Retype each entry exactly.

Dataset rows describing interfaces
____________________
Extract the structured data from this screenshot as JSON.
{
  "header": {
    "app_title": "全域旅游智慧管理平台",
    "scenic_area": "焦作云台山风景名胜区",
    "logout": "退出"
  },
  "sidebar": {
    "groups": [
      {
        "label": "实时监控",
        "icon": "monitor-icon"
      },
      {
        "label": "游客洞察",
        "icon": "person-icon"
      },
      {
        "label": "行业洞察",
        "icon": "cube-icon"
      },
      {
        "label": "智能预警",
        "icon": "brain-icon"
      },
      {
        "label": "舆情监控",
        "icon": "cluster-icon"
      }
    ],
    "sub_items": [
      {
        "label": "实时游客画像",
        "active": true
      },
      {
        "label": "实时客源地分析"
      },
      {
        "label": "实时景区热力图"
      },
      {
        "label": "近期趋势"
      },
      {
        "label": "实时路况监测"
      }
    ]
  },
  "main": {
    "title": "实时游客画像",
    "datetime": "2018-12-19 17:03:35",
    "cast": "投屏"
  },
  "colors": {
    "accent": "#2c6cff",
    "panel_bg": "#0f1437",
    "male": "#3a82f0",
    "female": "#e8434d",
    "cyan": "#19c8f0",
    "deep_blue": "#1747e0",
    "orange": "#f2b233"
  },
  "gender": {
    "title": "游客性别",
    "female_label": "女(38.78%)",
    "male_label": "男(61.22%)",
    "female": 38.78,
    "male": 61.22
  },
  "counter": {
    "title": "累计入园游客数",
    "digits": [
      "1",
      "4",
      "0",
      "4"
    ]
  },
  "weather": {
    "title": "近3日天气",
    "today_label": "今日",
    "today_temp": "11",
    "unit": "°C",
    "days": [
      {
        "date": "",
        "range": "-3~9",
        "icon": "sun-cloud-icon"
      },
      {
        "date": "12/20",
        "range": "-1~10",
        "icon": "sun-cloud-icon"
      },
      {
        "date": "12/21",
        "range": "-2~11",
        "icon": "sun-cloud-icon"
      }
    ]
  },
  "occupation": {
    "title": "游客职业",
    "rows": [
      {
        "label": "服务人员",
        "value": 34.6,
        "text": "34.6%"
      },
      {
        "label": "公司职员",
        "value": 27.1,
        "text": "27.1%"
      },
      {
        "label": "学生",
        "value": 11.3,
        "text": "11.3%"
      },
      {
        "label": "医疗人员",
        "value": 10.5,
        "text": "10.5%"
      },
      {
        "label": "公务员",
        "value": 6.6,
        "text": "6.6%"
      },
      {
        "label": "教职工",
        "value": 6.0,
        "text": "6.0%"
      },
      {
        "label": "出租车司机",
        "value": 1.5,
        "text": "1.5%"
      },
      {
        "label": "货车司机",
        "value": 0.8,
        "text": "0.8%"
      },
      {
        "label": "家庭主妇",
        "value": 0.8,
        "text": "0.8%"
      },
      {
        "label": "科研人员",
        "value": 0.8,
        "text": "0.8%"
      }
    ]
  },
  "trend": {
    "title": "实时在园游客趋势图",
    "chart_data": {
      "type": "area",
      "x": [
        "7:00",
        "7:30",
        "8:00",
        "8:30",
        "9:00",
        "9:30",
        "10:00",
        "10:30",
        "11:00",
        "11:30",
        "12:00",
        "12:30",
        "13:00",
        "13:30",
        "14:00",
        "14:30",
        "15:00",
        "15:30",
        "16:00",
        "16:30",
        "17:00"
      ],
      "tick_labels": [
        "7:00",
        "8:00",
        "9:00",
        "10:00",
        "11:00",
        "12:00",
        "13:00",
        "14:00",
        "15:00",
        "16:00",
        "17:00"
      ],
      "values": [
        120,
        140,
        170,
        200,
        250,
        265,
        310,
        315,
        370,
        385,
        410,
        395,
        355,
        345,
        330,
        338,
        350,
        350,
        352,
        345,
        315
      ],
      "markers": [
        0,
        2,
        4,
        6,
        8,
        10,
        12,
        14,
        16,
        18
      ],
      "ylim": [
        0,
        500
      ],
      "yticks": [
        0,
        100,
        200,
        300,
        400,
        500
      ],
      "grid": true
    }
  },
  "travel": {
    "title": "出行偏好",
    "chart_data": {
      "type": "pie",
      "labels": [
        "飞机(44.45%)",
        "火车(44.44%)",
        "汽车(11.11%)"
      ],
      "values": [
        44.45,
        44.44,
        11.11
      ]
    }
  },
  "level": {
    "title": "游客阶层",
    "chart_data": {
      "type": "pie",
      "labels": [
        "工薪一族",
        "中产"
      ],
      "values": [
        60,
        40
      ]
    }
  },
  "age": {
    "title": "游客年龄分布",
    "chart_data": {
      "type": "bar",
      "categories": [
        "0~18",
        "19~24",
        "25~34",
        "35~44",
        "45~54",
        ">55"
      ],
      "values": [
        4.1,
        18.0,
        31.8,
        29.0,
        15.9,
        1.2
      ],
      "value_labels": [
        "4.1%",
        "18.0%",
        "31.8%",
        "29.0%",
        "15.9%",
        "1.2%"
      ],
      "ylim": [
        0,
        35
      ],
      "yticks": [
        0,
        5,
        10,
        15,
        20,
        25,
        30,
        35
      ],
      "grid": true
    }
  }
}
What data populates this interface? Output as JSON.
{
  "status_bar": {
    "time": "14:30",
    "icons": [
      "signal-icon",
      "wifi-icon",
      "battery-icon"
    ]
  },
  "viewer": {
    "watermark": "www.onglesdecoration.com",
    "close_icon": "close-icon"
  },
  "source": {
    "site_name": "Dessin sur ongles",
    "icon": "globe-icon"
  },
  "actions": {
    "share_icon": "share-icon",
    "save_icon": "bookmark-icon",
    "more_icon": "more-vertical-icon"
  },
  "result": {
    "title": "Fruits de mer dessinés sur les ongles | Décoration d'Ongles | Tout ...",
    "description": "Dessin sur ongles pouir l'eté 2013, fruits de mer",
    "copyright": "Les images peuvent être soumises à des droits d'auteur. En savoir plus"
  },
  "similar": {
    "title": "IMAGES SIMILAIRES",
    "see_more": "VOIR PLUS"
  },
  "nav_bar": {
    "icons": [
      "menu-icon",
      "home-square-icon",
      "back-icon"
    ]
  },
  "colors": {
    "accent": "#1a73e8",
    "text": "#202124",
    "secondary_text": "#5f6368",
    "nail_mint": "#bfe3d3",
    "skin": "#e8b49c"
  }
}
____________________
• OUTPUT BELOW
Extract the structured data from this screenshot as JSON.
{
  "header": {
    "app_title": "全域旅游智慧管理平台",
    "scenic_area": "焦作云台山风景名胜区",
    "logout": "退出"
  },
  "sidebar": {
    "groups": [
      {
        "label": "实时监控",
        "icon": "monitor-icon"
      },
      {
        "label": "游客洞察",
        "icon": "person-icon"
      },
      {
        "label": "行业洞察",
        "icon": "cube-icon"
      },
      {
        "label": "智能预警",
        "icon": "brain-icon"
      },
      {
        "label": "舆情监控",
        "icon": "cluster-icon"
      }
    ],
    "sub_items": [
      {
        "label": "实时游客画像",
        "active": true
      },
      {
        "label": "实时客源地分析"
      },
      {
        "label": "实时景区热力图"
      },
      {
        "label": "近期趋势"
      },
      {
        "label": "实时路况监测"
      }
    ]
  },
  "main": {
    "title": "实时游客画像",
    "datetime": "2018-12-19 17:03:35",
    "cast": "投屏"
  },
  "colors": {
    "accent": "#2c6cff",
    "panel_bg": "#0f1437",
    "male": "#3a82f0",
    "female": "#e8434d",
    "cyan": "#19c8f0",
    "deep_blue": "#1747e0",
    "orange": "#f2b233"
  },
  "gender": {
    "title": "游客性别",
    "female_label": "女(38.78%)",
    "male_label": "男(61.22%)",
    "female": 38.78,
    "male": 61.22
  },
  "counter": {
    "title": "累计入园游客数",
    "digits": [
      "1",
      "4",
      "0",
      "4"
    ]
  },
  "weather": {
    "title": "近3日天气",
    "today_label": "今日",
    "today_temp": "11",
    "unit": "°C",
    "days": [
      {
        "date": "",
        "range": "-3~9",
        "icon": "sun-cloud-icon"
      },
      {
        "date": "12/20",
        "range": "-1~10",
        "icon": "sun-cloud-icon"
      },
      {
        "date": "12/21",
        "range": "-2~11",
        "icon": "sun-cloud-icon"
      }
    ]
  },
  "occupation": {
    "title": "游客职业",
    "rows": [
      {
        "label": "服务人员",
        "value": 34.6,
        "text": "34.6%"
      },
      {
        "label": "公司职员",
        "value": 27.1,
        "text": "27.1%"
      },
      {
        "label": "学生",
        "value": 11.3,
        "text": "11.3%"
      },
      {
        "label": "医疗人员",
        "value": 10.5,
        "text": "10.5%"
      },
      {
        "label": "公务员",
        "value": 6.6,
        "text": "6.6%"
      },
      {
        "label": "教职工",
        "value": 6.0,
        "text": "6.0%"
      },
      {
        "label": "出租车司机",
        "value": 1.5,
        "text": "1.5%"
      },
      {
        "label": "货车司机",
        "value": 0.8,
        "text": "0.8%"
      },
      {
        "label": "家庭主妇",
        "value": 0.8,
        "text": "0.8%"
      },
      {
        "label": "科研人员",
        "value": 0.8,
        "text": "0.8%"
      }
    ]
  },
  "trend": {
    "title": "实时在园游客趋势图",
    "chart_data": {
      "type": "area",
      "x": [
        "7:00",
        "7:30",
        "8:00",
        "8:30",
        "9:00",
        "9:30",
        "10:00",
        "10:30",
        "11:00",
        "11:30",
        "12:00",
        "12:30",
        "13:00",
        "13:30",
        "14:00",
        "14:30",
        "15:00",
        "15:30",
        "16:00",
        "16:30",
        "17:00"
      ],
      "tick_labels": [
        "7:00",
        "8:00",
        "9:00",
        "10:00",
        "11:00",
        "12:00",
        "13:00",
        "14:00",
        "15:00",
        "16:00",
        "17:00"
      ],
      "values": [
        120,
        140,
        170,
        200,
        250,
        265,
        310,
        315,
        370,
        385,
        410,
        395,
        355,
        345,
        330,
        338,
        350,
        350,
        352,
        345,
        315
      ],
      "markers": [
        0,
        2,
        4,
        6,
        8,
        10,
        12,
        14,
        16,
        18
      ],
      "ylim": [
        0,
        500
      ],
      "yticks": [
        0,
        100,
        200,
        300,
        400,
        500
      ],
      "grid": true
    }
  },
  "travel": {
    "title": "出行偏好",
    "chart_data": {
      "type": "pie",
      "labels": [
        "飞机(44.45%)",
        "火车(44.44%)",
        "汽车(11.11%)"
      ],
      "values": [
        44.45,
        44.44,
        11.11
      ]
    }
  },
  "level": {
    "title": "游客阶层",
    "chart_data": {
      "type": "pie",
      "labels": [
        "工薪一族",
        "中产"
      ],
      "values": [
        60,
        40
      ]
    }
  },
  "age": {
    "title": "游客年龄分布",
    "chart_data": {
      "type": "bar",
      "categories": [
        "0~18",
        "19~24",
        "25~34",
        "35~44",
        "45~54",
        ">55"
      ],
      "values": [
        4.1,
        18.0,
        31.8,
        29.0,
        15.9,
        1.2
      ],
      "value_labels": [
        "4.1%",
        "18.0%",
        "31.8%",
        "29.0%",
        "15.9%",
        "1.2%"
      ],
      "ylim": [
        0,
        35
      ],
      "yticks": [
        0,
        5,
        10,
        15,
        20,
        25,
        30,
        35
      ],
      "grid": true
    }
  }
}
What data populates this interface? Output as JSON.
{
  "status_bar": {
    "time": "14:30",
    "icons": [
      "signal-icon",
      "wifi-icon",
      "battery-icon"
    ]
  },
  "viewer": {
    "watermark": "www.onglesdecoration.com",
    "close_icon": "close-icon"
  },
  "source": {
    "site_name": "Dessin sur ongles",
    "icon": "globe-icon"
  },
  "actions": {
    "share_icon": "share-icon",
    "save_icon": "bookmark-icon",
    "more_icon": "more-vertical-icon"
  },
  "result": {
    "title": "Fruits de mer dessinés sur les ongles | Décoration d'Ongles | Tout ...",
    "description": "Dessin sur ongles pouir l'eté 2013, fruits de mer",
    "copyright": "Les images peuvent être soumises à des droits d'auteur. En savoir plus"
  },
  "similar": {
    "title": "IMAGES SIMILAIRES",
    "see_more": "VOIR PLUS"
  },
  "nav_bar": {
    "icons": [
      "menu-icon",
      "home-square-icon",
      "back-icon"
    ]
  },
  "colors": {
    "accent": "#1a73e8",
    "text": "#202124",
    "secondary_text": "#5f6368",
    "nail_mint": "#bfe3d3",
    "skin": "#e8b49c"
  }
}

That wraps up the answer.